= Beginning of Section =
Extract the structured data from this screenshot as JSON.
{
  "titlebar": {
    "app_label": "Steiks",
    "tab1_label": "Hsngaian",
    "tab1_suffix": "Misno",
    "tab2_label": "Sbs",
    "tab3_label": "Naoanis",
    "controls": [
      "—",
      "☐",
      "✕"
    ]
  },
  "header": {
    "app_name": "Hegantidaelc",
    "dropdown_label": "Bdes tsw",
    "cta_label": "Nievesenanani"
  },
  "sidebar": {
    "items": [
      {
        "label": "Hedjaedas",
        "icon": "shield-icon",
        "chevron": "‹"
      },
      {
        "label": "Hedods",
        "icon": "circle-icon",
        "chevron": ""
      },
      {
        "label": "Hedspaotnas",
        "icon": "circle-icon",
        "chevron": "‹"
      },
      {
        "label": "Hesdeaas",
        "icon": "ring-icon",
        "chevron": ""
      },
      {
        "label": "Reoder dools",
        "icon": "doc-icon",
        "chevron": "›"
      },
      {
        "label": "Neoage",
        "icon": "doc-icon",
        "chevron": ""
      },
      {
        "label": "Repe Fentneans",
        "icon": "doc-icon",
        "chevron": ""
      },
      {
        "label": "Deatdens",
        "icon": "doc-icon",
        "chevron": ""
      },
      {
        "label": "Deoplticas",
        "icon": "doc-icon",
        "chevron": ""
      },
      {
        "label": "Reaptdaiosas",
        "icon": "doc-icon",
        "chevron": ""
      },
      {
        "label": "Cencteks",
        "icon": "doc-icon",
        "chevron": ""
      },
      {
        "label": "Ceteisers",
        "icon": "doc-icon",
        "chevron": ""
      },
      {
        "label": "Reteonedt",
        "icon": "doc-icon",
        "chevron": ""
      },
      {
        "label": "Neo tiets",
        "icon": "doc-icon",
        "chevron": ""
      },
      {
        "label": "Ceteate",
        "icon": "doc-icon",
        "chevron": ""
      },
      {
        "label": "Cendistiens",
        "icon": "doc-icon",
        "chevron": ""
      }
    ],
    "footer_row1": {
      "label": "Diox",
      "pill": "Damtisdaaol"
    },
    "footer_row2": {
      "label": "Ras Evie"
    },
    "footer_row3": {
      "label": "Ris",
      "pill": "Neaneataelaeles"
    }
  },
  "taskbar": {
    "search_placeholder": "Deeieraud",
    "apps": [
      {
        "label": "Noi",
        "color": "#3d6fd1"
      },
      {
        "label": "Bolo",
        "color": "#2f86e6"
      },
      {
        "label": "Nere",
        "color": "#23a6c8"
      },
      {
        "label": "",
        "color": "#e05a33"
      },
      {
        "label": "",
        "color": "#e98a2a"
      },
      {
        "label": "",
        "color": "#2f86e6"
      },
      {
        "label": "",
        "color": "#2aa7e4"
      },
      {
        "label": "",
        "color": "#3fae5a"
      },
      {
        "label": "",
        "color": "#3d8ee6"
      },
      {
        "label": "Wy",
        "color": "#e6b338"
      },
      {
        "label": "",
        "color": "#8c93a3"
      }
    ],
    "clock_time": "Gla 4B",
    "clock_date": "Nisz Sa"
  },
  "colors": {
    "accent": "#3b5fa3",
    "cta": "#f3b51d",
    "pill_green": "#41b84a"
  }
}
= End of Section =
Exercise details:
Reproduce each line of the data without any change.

Written solution:
Extract the structured data from this screenshot as JSON.
{
  "titlebar": {
    "app_label": "Steiks",
    "tab1_label": "Hsngaian",
    "tab1_suffix": "Misno",
    "tab2_label": "Sbs",
    "tab3_label": "Naoanis",
    "controls": [
      "—",
      "☐",
      "✕"
    ]
  },
  "header": {
    "app_name": "Hegantidaelc",
    "dropdown_label": "Bdes tsw",
    "cta_label": "Nievesenanani"
  },
  "sidebar": {
    "items": [
      {
        "label": "Hedjaedas",
        "icon": "shield-icon",
        "chevron": "‹"
      },
      {
        "label": "Hedods",
        "icon": "circle-icon",
        "chevron": ""
      },
      {
        "label": "Hedspaotnas",
        "icon": "circle-icon",
        "chevron": "‹"
      },
      {
        "label": "Hesdeaas",
        "icon": "ring-icon",
        "chevron": ""
      },
      {
        "label": "Reoder dools",
        "icon": "doc-icon",
        "chevron": "›"
      },
      {
        "label": "Neoage",
        "icon": "doc-icon",
        "chevron": ""
      },
      {
        "label": "Repe Fentneans",
        "icon": "doc-icon",
        "chevron": ""
      },
      {
        "label": "Deatdens",
        "icon": "doc-icon",
        "chevron": ""
      },
      {
        "label": "Deoplticas",
        "icon": "doc-icon",
        "chevron": ""
      },
      {
        "label": "Reaptdaiosas",
        "icon": "doc-icon",
        "chevron": ""
      },
      {
        "label": "Cencteks",
        "icon": "doc-icon",
        "chevron": ""
      },
      {
        "label": "Ceteisers",
        "icon": "doc-icon",
        "chevron": ""
      },
      {
        "label": "Reteonedt",
        "icon": "doc-icon",
        "chevron": ""
      },
      {
        "label": "Neo tiets",
        "icon": "doc-icon",
        "chevron": ""
      },
      {
        "label": "Ceteate",
        "icon": "doc-icon",
        "chevron": ""
      },
      {
        "label": "Cendistiens",
        "icon": "doc-icon",
        "chevron": ""
      }
    ],
    "footer_row1": {
      "label": "Diox",
      "pill": "Damtisdaaol"
    },
    "footer_row2": {
      "label": "Ras Evie"
    },
    "footer_row3": {
      "label": "Ris",
      "pill": "Neaneataelaeles"
    }
  },
  "taskbar": {
    "search_placeholder": "Deeieraud",
    "apps": [
      {
        "label": "Noi",
        "color": "#3d6fd1"
      },
      {
        "label": "Bolo",
        "color": "#2f86e6"
      },
      {
        "label": "Nere",
        "color": "#23a6c8"
      },
      {
        "label": "",
        "color": "#e05a33"
      },
      {
        "label": "",
        "color": "#e98a2a"
      },
      {
        "label": "",
        "color": "#2f86e6"
      },
      {
        "label": "",
        "color": "#2aa7e4"
      },
      {
        "label": "",
        "color": "#3fae5a"
      },
      {
        "label": "",
        "color": "#3d8ee6"
      },
      {
        "label": "Wy",
        "color": "#e6b338"
      },
      {
        "label": "",
        "color": "#8c93a3"
      }
    ],
    "clock_time": "Gla 4B",
    "clock_date": "Nisz Sa"
  },
  "colors": {
    "accent": "#3b5fa3",
    "cta": "#f3b51d",
    "pill_green": "#41b84a"
  }
}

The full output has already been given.